■ What the exercise asks: Once every line in the data below has been checked for "Projeto", give the number of lines that hold it, and only that.

■ Records for this task:
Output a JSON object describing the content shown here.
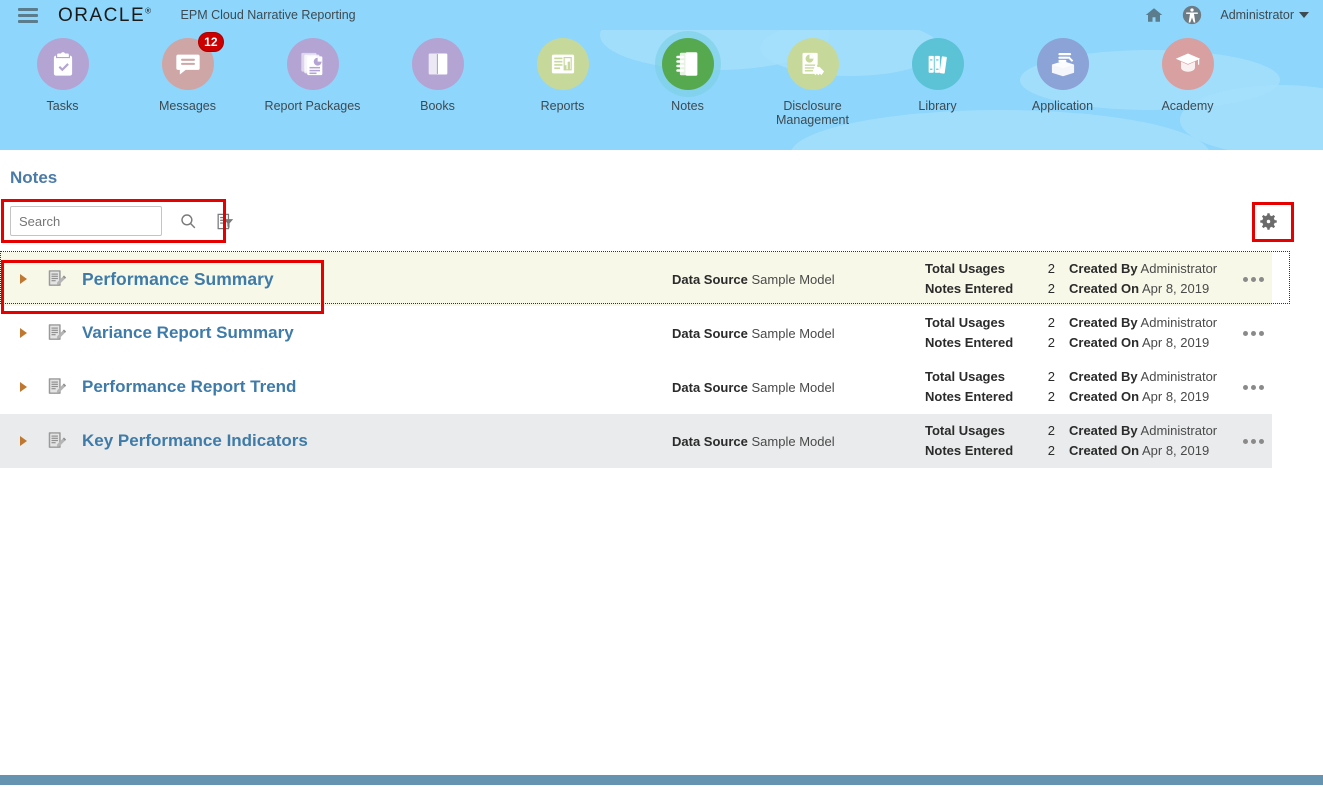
{
  "header": {
    "menu_icon": "hamburger-icon",
    "logo": "ORACLE",
    "app_title": "EPM Cloud Narrative Reporting",
    "home_icon": "home-icon",
    "accessibility_icon": "accessibility-icon",
    "user_label": "Administrator",
    "caret_icon": "chevron-down-icon"
  },
  "nav": {
    "items": [
      {
        "label": "Tasks",
        "icon": "clipboard-check-icon",
        "disc_color": "#b3a4d4",
        "active": false,
        "badge": ""
      },
      {
        "label": "Messages",
        "icon": "chat-bubble-icon",
        "disc_color": "#cfa6a6",
        "active": false,
        "badge": "12"
      },
      {
        "label": "Report Packages",
        "icon": "report-stack-icon",
        "disc_color": "#b3a4d4",
        "active": false,
        "badge": ""
      },
      {
        "label": "Books",
        "icon": "book-icon",
        "disc_color": "#b3a4d4",
        "active": false,
        "badge": ""
      },
      {
        "label": "Reports",
        "icon": "report-chart-icon",
        "disc_color": "#c7d99a",
        "active": false,
        "badge": ""
      },
      {
        "label": "Notes",
        "icon": "notebook-icon",
        "disc_color": "#56a94e",
        "active": true,
        "badge": ""
      },
      {
        "label": "Disclosure Management",
        "icon": "disclosure-tag-icon",
        "disc_color": "#c7d99a",
        "active": false,
        "badge": ""
      },
      {
        "label": "Library",
        "icon": "library-books-icon",
        "disc_color": "#5cc3d6",
        "active": false,
        "badge": ""
      },
      {
        "label": "Application",
        "icon": "application-box-icon",
        "disc_color": "#8ba3d6",
        "active": false,
        "badge": ""
      },
      {
        "label": "Academy",
        "icon": "graduation-cap-icon",
        "disc_color": "#d8a0a0",
        "active": false,
        "badge": ""
      }
    ]
  },
  "page": {
    "title": "Notes",
    "search": {
      "value": "",
      "placeholder": "Search"
    },
    "search_icon": "magnifier-icon",
    "filter_icon": "filter-list-icon",
    "gear_icon": "gear-icon",
    "row_menu_icon": "overflow-menu-icon",
    "expander_icon": "chevron-right-icon",
    "note_icon": "note-edit-icon"
  },
  "labels": {
    "data_source": "Data Source",
    "total_usages": "Total Usages",
    "notes_entered": "Notes Entered",
    "created_by": "Created By",
    "created_on": "Created On"
  },
  "notes": [
    {
      "name": "Performance Summary",
      "data_source": "Sample Model",
      "total_usages": "2",
      "notes_entered": "2",
      "created_by": "Administrator",
      "created_on": "Apr 8, 2019",
      "state": "selected"
    },
    {
      "name": "Variance Report Summary",
      "data_source": "Sample Model",
      "total_usages": "2",
      "notes_entered": "2",
      "created_by": "Administrator",
      "created_on": "Apr 8, 2019",
      "state": "normal"
    },
    {
      "name": "Performance Report Trend",
      "data_source": "Sample Model",
      "total_usages": "2",
      "notes_entered": "2",
      "created_by": "Administrator",
      "created_on": "Apr 8, 2019",
      "state": "normal"
    },
    {
      "name": "Key Performance Indicators",
      "data_source": "Sample Model",
      "total_usages": "2",
      "notes_entered": "2",
      "created_by": "Administrator",
      "created_on": "Apr 8, 2019",
      "state": "alt"
    }
  ],
  "annotations": {
    "highlight_color": "#e60000",
    "boxes": [
      "search-area",
      "gear-button",
      "first-note-row"
    ]
  },
  "colors": {
    "header_blue": "#8ed6fb",
    "link_blue": "#3f7ba9",
    "selected_row": "#f8f8e8",
    "alt_row": "#e9ebec",
    "footer": "#6694b0",
    "badge_red": "#cc0000"
  }
}
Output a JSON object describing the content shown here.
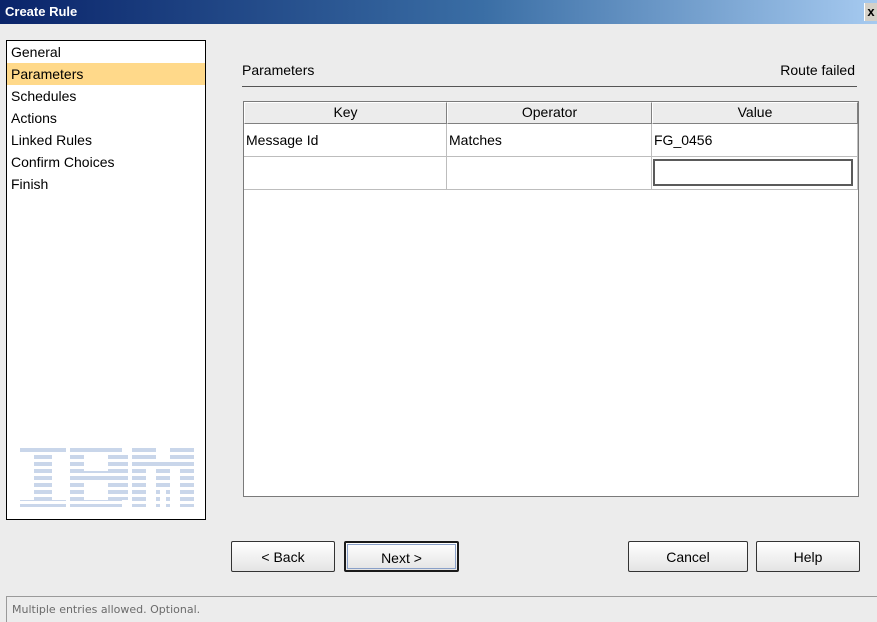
{
  "window": {
    "title": "Create Rule",
    "close_label": "x"
  },
  "nav": {
    "items": [
      {
        "label": "General"
      },
      {
        "label": "Parameters"
      },
      {
        "label": "Schedules"
      },
      {
        "label": "Actions"
      },
      {
        "label": "Linked Rules"
      },
      {
        "label": "Confirm Choices"
      },
      {
        "label": "Finish"
      }
    ],
    "selected": "Parameters",
    "logo": "IBM"
  },
  "section": {
    "title": "Parameters",
    "status": "Route failed"
  },
  "table": {
    "columns": [
      "Key",
      "Operator",
      "Value"
    ],
    "rows": [
      {
        "key": "Message Id",
        "operator": "Matches",
        "value": "FG_0456"
      },
      {
        "key": "",
        "operator": "",
        "value": ""
      }
    ]
  },
  "buttons": {
    "back": "< Back",
    "next": "Next >",
    "cancel": "Cancel",
    "help": "Help"
  },
  "status_bar": {
    "text": "Multiple entries allowed. Optional."
  },
  "colors": {
    "selection": "#ffd98a",
    "title_bar": "#0a246a"
  }
}
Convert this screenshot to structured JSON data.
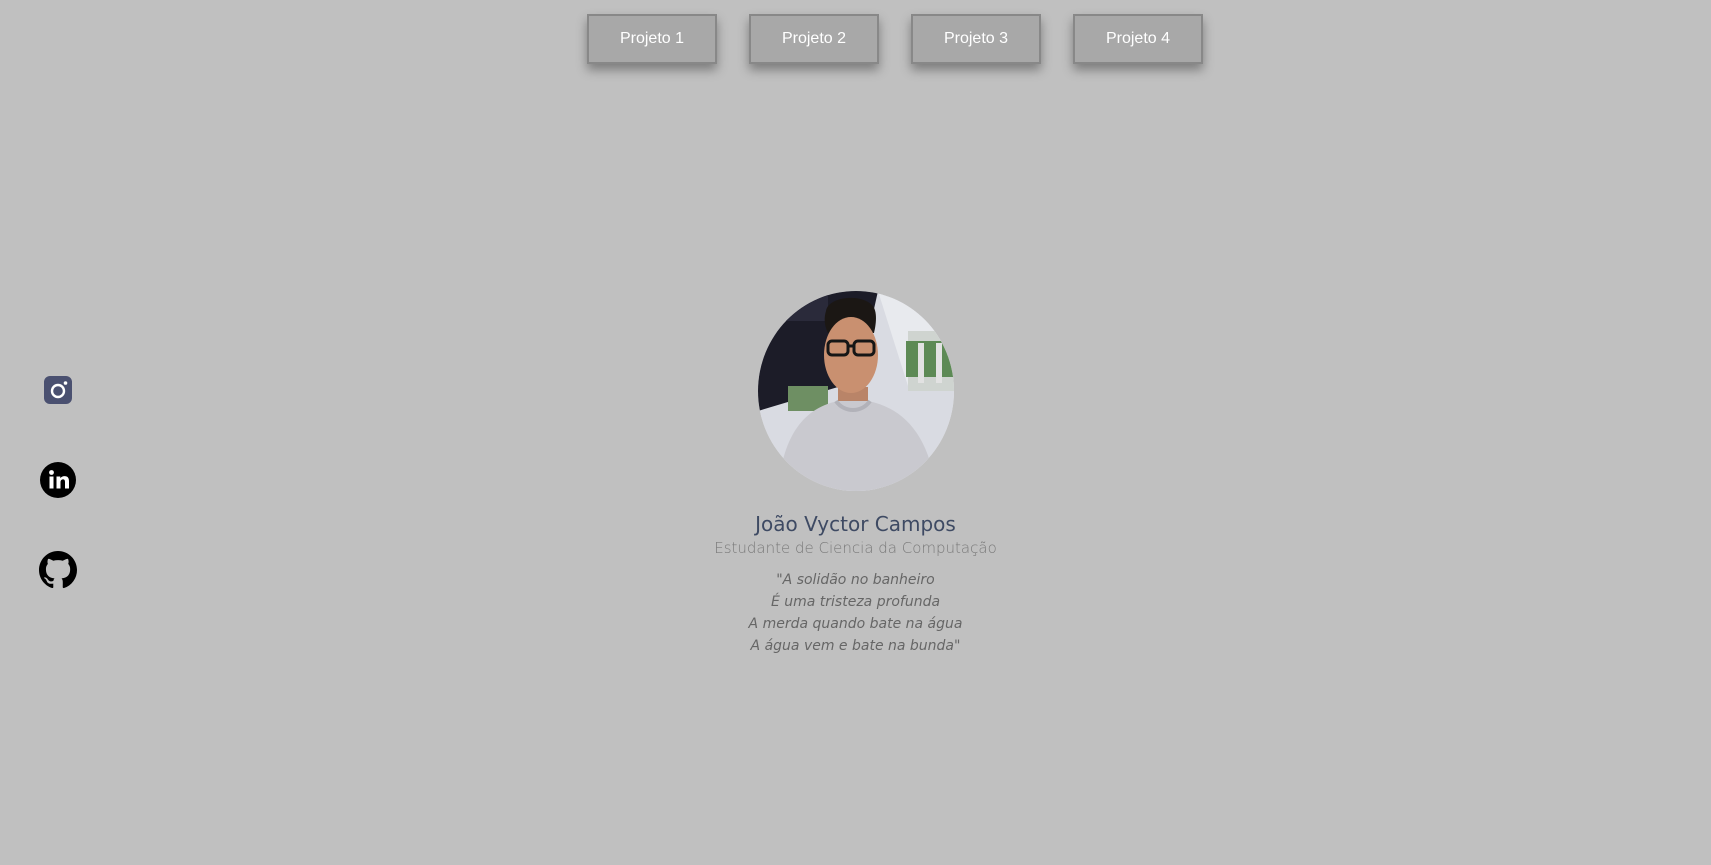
{
  "nav": {
    "buttons": [
      {
        "label": "Projeto 1"
      },
      {
        "label": "Projeto 2"
      },
      {
        "label": "Projeto 3"
      },
      {
        "label": "Projeto 4"
      }
    ]
  },
  "social": {
    "items": [
      {
        "icon": "instagram-icon",
        "color": "#4a5070"
      },
      {
        "icon": "linkedin-icon",
        "color": "#000000"
      },
      {
        "icon": "github-icon",
        "color": "#000000"
      }
    ]
  },
  "profile": {
    "name": "João Vyctor Campos",
    "role": "Estudante de Ciencia da Computação",
    "quote_lines": [
      "\"A solidão no banheiro",
      "É uma tristeza profunda",
      "A merda quando bate na água",
      "A água vem e bate na bunda\""
    ]
  },
  "colors": {
    "background": "#c0c0c0",
    "button_bg": "#a8a8a8",
    "name_text": "#3e4a63"
  }
}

■ Solution for this problem: 4